ASSIGNED TASK —
Would you write out each line of the material below exactly, skipping every picture?

RECORDS FOR THIS EXERCISE —
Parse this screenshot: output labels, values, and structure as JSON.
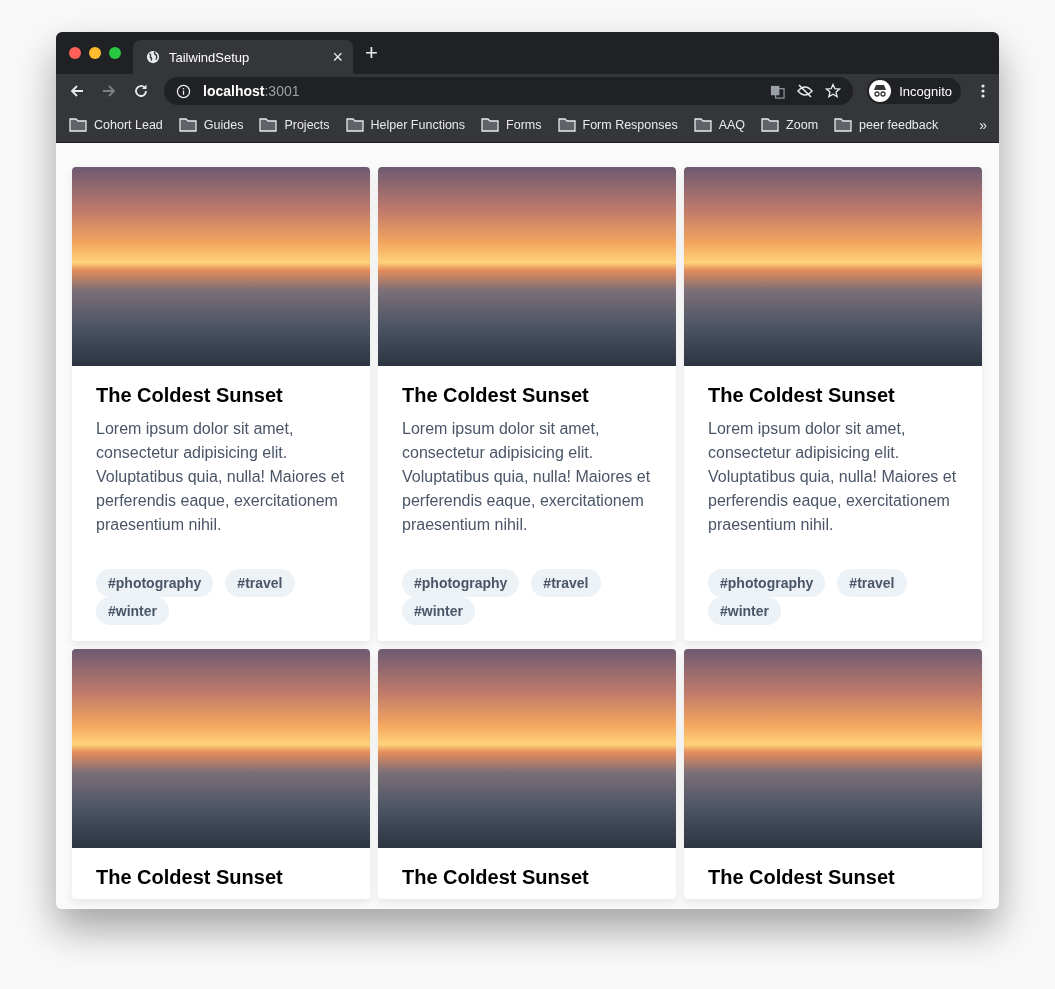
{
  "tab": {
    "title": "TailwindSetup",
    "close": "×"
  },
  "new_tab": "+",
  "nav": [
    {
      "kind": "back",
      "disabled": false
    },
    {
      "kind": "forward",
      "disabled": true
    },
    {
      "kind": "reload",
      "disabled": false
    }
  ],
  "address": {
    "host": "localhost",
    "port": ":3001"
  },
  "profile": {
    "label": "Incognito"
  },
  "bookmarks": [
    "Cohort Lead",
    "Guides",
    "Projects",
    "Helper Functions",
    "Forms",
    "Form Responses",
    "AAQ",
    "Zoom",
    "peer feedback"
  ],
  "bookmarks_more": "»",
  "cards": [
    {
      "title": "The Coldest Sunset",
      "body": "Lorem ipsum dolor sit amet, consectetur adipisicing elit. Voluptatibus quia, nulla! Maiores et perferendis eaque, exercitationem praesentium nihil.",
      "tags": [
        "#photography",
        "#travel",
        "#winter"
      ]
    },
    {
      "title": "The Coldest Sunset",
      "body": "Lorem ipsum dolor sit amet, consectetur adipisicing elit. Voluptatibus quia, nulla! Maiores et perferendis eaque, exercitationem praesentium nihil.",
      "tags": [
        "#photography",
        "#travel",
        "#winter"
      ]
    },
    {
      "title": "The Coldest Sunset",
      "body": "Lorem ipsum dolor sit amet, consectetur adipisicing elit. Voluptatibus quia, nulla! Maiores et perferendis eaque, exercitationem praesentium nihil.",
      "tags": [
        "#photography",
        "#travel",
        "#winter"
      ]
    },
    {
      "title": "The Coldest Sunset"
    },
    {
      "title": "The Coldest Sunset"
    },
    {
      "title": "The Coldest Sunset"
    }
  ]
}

THE ANSWER —
Parse this screenshot: output labels, values, and structure as JSON.
{
  "tab": {
    "title": "TailwindSetup",
    "close": "×"
  },
  "new_tab": "+",
  "nav": [
    {
      "kind": "back",
      "disabled": false
    },
    {
      "kind": "forward",
      "disabled": true
    },
    {
      "kind": "reload",
      "disabled": false
    }
  ],
  "address": {
    "host": "localhost",
    "port": ":3001"
  },
  "profile": {
    "label": "Incognito"
  },
  "bookmarks": [
    "Cohort Lead",
    "Guides",
    "Projects",
    "Helper Functions",
    "Forms",
    "Form Responses",
    "AAQ",
    "Zoom",
    "peer feedback"
  ],
  "bookmarks_more": "»",
  "cards": [
    {
      "title": "The Coldest Sunset",
      "body": "Lorem ipsum dolor sit amet, consectetur adipisicing elit. Voluptatibus quia, nulla! Maiores et perferendis eaque, exercitationem praesentium nihil.",
      "tags": [
        "#photography",
        "#travel",
        "#winter"
      ]
    },
    {
      "title": "The Coldest Sunset",
      "body": "Lorem ipsum dolor sit amet, consectetur adipisicing elit. Voluptatibus quia, nulla! Maiores et perferendis eaque, exercitationem praesentium nihil.",
      "tags": [
        "#photography",
        "#travel",
        "#winter"
      ]
    },
    {
      "title": "The Coldest Sunset",
      "body": "Lorem ipsum dolor sit amet, consectetur adipisicing elit. Voluptatibus quia, nulla! Maiores et perferendis eaque, exercitationem praesentium nihil.",
      "tags": [
        "#photography",
        "#travel",
        "#winter"
      ]
    },
    {
      "title": "The Coldest Sunset"
    },
    {
      "title": "The Coldest Sunset"
    },
    {
      "title": "The Coldest Sunset"
    }
  ]
}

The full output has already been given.